An Taisce criticises Government’s low carbon roadmap

Urgent energy demand reduction and legally binding greenhouse gas (GHG) limits are essential for humanity’s long-term survival

An Taisce, The National Trust for Ireland, has today (7 January 2014) called on Government to amend its ‘roadmap’ for electricity generation.  An Taisce’s submission to the Department of Communications, Energy and Natural Resources calls for energy demand reductions and legally-binding greenhouse gas limits to slow climate change and provide hope for future generations.

Energy Demand Reductions:

An Taisce stresses that attention must shift to energy savings and energy efficiency.  These have not received enough attention to date.

“Given the urgency required to address climate change and the slowness of delivering new low carbon electricity supply, very large investments in electricity demand reduction are now required to provide both energy saving and energy efficiency”, according to An Taisce’s submission to Government.

Describing the Government’s low carbon roadmap, James Nix, An Taisce’s Policy Director stated:

“Despite using rhetoric portraying a low carbon future, Ireland’s draft Electricity Generation Roadmap is unclear, scientifically deficient and ignores the commitments Ireland made at Copenhagen.
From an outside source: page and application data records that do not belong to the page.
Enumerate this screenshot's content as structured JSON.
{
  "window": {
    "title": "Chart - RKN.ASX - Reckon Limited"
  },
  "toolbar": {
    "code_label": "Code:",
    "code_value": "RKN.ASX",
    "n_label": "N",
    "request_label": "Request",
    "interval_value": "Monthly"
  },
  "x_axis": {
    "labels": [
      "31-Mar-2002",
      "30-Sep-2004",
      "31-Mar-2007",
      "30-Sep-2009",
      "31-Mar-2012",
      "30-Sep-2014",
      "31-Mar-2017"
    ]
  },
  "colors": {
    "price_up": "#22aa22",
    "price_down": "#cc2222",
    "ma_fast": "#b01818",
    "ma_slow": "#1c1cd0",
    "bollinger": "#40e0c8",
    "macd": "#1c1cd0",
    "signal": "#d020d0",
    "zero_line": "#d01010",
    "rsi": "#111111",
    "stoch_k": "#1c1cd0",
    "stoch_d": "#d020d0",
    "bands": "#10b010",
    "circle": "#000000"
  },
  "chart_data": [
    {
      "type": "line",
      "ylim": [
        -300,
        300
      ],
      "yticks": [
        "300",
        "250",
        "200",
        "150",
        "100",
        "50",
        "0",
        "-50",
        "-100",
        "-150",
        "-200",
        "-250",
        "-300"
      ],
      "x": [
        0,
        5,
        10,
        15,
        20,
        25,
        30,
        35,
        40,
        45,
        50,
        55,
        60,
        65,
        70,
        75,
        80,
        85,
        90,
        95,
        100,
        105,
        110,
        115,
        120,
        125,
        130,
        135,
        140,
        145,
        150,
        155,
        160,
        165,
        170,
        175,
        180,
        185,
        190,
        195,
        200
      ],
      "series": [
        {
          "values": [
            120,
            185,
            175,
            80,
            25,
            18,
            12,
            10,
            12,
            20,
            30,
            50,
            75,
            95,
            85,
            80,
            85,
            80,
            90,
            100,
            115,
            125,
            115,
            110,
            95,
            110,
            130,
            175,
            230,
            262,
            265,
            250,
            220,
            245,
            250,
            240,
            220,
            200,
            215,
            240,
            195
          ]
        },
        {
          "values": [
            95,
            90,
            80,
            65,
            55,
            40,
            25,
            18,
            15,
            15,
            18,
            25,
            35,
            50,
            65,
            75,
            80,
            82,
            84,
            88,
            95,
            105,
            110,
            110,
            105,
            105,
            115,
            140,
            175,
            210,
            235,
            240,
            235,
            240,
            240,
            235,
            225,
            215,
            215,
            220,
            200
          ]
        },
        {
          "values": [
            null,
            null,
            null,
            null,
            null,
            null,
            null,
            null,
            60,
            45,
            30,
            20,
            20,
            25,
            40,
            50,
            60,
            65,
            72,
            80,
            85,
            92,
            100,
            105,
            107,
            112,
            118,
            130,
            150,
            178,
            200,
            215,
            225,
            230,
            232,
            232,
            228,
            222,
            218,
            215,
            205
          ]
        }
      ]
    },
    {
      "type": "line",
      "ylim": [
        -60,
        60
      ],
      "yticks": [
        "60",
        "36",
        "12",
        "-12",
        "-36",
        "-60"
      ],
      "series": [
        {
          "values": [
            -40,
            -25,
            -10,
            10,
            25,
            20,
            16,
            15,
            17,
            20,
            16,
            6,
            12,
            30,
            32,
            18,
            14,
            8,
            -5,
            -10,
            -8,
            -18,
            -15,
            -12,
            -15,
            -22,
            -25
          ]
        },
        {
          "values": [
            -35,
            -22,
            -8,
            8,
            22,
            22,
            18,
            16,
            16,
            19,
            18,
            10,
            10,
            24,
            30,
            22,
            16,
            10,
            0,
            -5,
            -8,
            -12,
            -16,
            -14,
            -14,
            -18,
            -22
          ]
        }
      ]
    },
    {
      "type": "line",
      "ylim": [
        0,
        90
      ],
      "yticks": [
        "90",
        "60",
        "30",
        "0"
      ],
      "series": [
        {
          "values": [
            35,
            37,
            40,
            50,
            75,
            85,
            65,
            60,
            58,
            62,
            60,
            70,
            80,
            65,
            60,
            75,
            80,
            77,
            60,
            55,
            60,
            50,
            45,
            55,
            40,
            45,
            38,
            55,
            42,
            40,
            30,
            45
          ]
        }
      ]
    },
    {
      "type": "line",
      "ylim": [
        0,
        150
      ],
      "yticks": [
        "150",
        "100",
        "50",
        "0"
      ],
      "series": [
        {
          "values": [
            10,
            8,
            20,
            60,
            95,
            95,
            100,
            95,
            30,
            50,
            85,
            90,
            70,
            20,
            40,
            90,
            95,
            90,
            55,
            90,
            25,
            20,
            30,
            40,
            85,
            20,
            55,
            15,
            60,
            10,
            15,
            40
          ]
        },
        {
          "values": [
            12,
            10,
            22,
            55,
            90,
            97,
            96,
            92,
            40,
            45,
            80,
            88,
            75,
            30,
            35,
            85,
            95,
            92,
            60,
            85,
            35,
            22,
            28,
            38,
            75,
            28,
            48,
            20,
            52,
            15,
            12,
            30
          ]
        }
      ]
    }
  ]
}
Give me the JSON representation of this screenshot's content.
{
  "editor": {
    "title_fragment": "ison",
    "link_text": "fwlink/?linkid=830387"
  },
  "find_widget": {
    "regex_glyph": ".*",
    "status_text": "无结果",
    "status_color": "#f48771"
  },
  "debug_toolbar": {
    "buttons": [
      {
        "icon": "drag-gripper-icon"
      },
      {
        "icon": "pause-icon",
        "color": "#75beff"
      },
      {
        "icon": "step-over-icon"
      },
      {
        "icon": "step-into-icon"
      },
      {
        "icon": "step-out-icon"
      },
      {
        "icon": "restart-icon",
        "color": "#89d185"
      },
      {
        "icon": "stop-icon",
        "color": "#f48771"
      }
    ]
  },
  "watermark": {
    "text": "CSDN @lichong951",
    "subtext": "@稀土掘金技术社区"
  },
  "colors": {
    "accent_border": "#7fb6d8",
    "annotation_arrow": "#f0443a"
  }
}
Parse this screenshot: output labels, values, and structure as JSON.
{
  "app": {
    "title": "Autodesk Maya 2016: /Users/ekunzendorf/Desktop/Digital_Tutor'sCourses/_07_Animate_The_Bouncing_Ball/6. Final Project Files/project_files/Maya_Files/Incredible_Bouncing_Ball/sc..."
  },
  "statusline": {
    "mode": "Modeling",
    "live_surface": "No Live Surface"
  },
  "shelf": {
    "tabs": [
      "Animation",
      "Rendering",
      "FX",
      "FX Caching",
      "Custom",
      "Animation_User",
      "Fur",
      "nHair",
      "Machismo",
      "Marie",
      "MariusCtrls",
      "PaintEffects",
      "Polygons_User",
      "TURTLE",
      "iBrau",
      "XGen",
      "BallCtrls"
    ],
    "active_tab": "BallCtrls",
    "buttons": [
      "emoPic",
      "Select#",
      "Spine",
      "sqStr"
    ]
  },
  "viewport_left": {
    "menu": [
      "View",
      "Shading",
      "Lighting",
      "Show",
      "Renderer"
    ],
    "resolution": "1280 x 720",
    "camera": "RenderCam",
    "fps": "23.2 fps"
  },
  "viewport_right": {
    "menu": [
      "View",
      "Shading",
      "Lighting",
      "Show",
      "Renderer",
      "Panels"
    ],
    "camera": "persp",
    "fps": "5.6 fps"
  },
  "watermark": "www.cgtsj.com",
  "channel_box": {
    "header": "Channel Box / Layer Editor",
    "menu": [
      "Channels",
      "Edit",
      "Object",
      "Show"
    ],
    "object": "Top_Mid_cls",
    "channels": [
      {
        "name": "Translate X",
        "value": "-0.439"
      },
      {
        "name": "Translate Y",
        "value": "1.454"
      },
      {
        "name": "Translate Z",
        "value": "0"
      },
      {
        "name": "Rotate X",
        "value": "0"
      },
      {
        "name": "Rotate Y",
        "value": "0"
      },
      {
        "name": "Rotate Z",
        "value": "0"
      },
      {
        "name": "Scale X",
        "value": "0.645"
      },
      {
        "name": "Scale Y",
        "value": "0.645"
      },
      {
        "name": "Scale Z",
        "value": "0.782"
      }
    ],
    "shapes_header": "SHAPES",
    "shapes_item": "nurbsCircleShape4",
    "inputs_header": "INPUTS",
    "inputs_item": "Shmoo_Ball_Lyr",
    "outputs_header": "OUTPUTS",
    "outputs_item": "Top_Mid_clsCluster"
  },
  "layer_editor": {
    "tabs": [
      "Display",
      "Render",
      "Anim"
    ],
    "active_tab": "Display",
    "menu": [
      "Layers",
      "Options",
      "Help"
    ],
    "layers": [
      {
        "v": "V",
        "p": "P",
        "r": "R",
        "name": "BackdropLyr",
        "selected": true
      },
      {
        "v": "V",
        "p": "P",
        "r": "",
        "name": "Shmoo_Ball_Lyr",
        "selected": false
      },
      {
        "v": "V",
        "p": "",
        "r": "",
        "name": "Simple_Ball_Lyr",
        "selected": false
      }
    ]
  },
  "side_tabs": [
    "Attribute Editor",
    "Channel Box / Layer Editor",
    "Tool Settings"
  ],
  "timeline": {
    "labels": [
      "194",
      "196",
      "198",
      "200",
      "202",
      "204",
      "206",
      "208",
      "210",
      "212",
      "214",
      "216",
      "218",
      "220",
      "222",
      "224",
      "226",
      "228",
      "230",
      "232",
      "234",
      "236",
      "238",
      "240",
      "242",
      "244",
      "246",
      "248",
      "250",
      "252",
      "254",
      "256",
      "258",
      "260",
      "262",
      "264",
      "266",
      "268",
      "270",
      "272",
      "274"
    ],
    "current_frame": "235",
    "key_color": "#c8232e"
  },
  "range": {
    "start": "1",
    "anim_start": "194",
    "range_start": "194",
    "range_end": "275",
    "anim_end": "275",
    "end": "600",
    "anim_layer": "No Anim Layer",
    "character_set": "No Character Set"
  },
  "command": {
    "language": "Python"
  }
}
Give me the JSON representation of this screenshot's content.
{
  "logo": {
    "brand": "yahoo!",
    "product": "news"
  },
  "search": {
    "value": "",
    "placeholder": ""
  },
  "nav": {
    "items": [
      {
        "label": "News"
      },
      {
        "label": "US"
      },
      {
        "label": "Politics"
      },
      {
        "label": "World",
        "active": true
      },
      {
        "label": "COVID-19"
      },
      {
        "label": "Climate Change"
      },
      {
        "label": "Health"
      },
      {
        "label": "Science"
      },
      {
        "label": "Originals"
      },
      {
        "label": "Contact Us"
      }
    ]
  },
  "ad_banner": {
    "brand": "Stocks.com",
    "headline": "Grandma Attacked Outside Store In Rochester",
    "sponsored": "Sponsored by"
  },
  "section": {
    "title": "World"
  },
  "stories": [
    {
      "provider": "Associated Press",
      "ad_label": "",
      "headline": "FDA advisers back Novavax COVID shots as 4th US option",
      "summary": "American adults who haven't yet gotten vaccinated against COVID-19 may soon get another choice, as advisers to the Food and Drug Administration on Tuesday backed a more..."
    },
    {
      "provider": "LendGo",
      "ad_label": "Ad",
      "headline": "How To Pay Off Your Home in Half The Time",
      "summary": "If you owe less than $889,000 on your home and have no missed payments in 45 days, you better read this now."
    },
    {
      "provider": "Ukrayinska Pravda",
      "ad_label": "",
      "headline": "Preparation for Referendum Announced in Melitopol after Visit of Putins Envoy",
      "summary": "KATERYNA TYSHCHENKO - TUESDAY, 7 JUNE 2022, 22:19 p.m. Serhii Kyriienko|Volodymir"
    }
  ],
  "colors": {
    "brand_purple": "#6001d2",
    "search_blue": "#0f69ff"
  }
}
The ‘roadmap’ plots a course that continues to lock in electricity generation based on high-carbon fossil fuels”.

Legally Binding Limits:

A legally-binding cap to carbon emissions, a national greenhouse gas (GHG) budget, is required for the period from now up to 2050.  This would assign annual targets to 2050, and define the path of emissions reductions so that temperatures do not rise any more than 2ºC on average across the world.  Emissions from all sectors – including electricity generation – must share the national budget without exceeding it.  Only this approach respects scientific realities and global equity.  It is also commensurate with the clear and present risks to Ireland’s society and economy posed by climate change.

The only practical mechanism to impede climate change and limit future impacts is to place an absolute cap on total cumulative GHG emissions.  Climate pollution must cease before this cap is breached.  Due to the lack of effective action to date, only a small amount of the remaining fossil fuel – shared across all humanity – can still be burned. Ireland must play its part in limiting the global amount of fossil fuels burnt, to ensure that less that a further 1000 Gt (Giga tonnes) of CO2 is released world-wide into the atmosphere.

In practical terms this means that at least 80% of currently known fossil fuel reserves must remain in the ground. This can be achieved only if current high-emitting countries, such as Ireland, commence radical emissions reduction.

We can still act with hope for ourselves and our children by immediately making the urgent transition to a low-carbon society and economy.

Taken from An Taisce’s press release.